"Danger is coming. They need me to hold things together. I have to look like I know what I'm doing." She speaks with the delirious frankness of sodium pentothal. There's a disturbed pride in her voice.
"Why are you here?" This is part of the qualitative assessment.
"I... I shouldn't be here. I said I was going to check up on my friend in the hospital before it got too late. This test was supposed to be tomorrow but Baz moved it at the last-minute. What am I doing here?" Baz Beetz is our manager. The asshole treats the job like a work of art. Damn him, but he does it well. The corkscrew-craft compresses on her and she looks like she can barely breathe.
"Why are you here?" This is part of the qualitative assessment. I'm compelled to ask the question, but I don't like it. There's a flaw in the tagging scheme. They won't hire enough analysts, so we don't have enough personnel for double-blind studies or inter-coder comparison, so of course all the analysts know exactly what the experiments are about, and they're tagging the data based on those prior expectations. I ran an analysis on the tags to demonstrate this phenomenon and the results were statistically significantly. But the higher-ups can't be bothered to do anything about it. So here we are, wasting time, shock-absorbing the negligence of the higher-ups with personal stress, for garbage data we won't be able to use, or which we'll use incorrectly, which is even worse than throwing it out.
"You know how, whenever there's a big government leak, the news reporters ask about the whistleblowers: 'Are they a Hero, or a Traitor'? Reducing the issue, framing it as a false binary, only one or the other. And usually already deciding which one, depending on the network." She speaks with a flat affect, her eyes staring out in the distance inwardly.
"Sometimes, rules are made to be broken, but that doesn't mean the rulebreaker shouldn't be punished. The rules exist for a reason. Sometimes being a Hero means doing the wrong thing. Something like that is what happened to me in my previous life, that's why I reincarnated this way." I assume the Corporation already has everything she's saying in her personnel file, but I'd never heard it before. I suppose it makes sense.
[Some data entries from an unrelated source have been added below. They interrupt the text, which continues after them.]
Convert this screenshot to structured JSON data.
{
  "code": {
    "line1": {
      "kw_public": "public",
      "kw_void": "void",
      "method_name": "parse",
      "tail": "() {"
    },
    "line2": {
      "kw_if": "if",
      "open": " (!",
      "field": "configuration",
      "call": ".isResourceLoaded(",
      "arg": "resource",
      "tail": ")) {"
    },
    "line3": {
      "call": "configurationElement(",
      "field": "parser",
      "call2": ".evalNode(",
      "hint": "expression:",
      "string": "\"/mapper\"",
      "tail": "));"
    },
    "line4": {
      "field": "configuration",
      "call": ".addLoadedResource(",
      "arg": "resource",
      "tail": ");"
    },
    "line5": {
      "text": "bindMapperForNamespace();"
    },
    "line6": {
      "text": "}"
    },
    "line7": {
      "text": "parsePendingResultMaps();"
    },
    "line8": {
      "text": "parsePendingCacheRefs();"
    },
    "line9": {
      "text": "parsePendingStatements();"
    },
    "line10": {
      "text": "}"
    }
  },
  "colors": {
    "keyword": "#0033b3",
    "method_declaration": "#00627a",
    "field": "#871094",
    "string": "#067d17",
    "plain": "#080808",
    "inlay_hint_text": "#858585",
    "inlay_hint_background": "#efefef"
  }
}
She's starting to look like a raver not ready to accept the morning light.
"All clear, the test completed successfully. Ready to wind it down?" Nothing for a moment.
"Julia, ready to wind it down?" The wave dissipates anticlimactically, no cathartic crash, and she's left in the middle of the massive test chamber looking smaller than ever. The usually bold ink-lines surrounding her have smudged and thinned. Fading, like she's caught in a moment of fairytale nostalgia. She poses, smiles, and gives me a thumbs up. It almost looks real, but I have an idea what she's feeling. She's better than me at compartmentalizing, but working through this system, it tears you apart like time on telomeres. I guess that's the cost of being a Hero.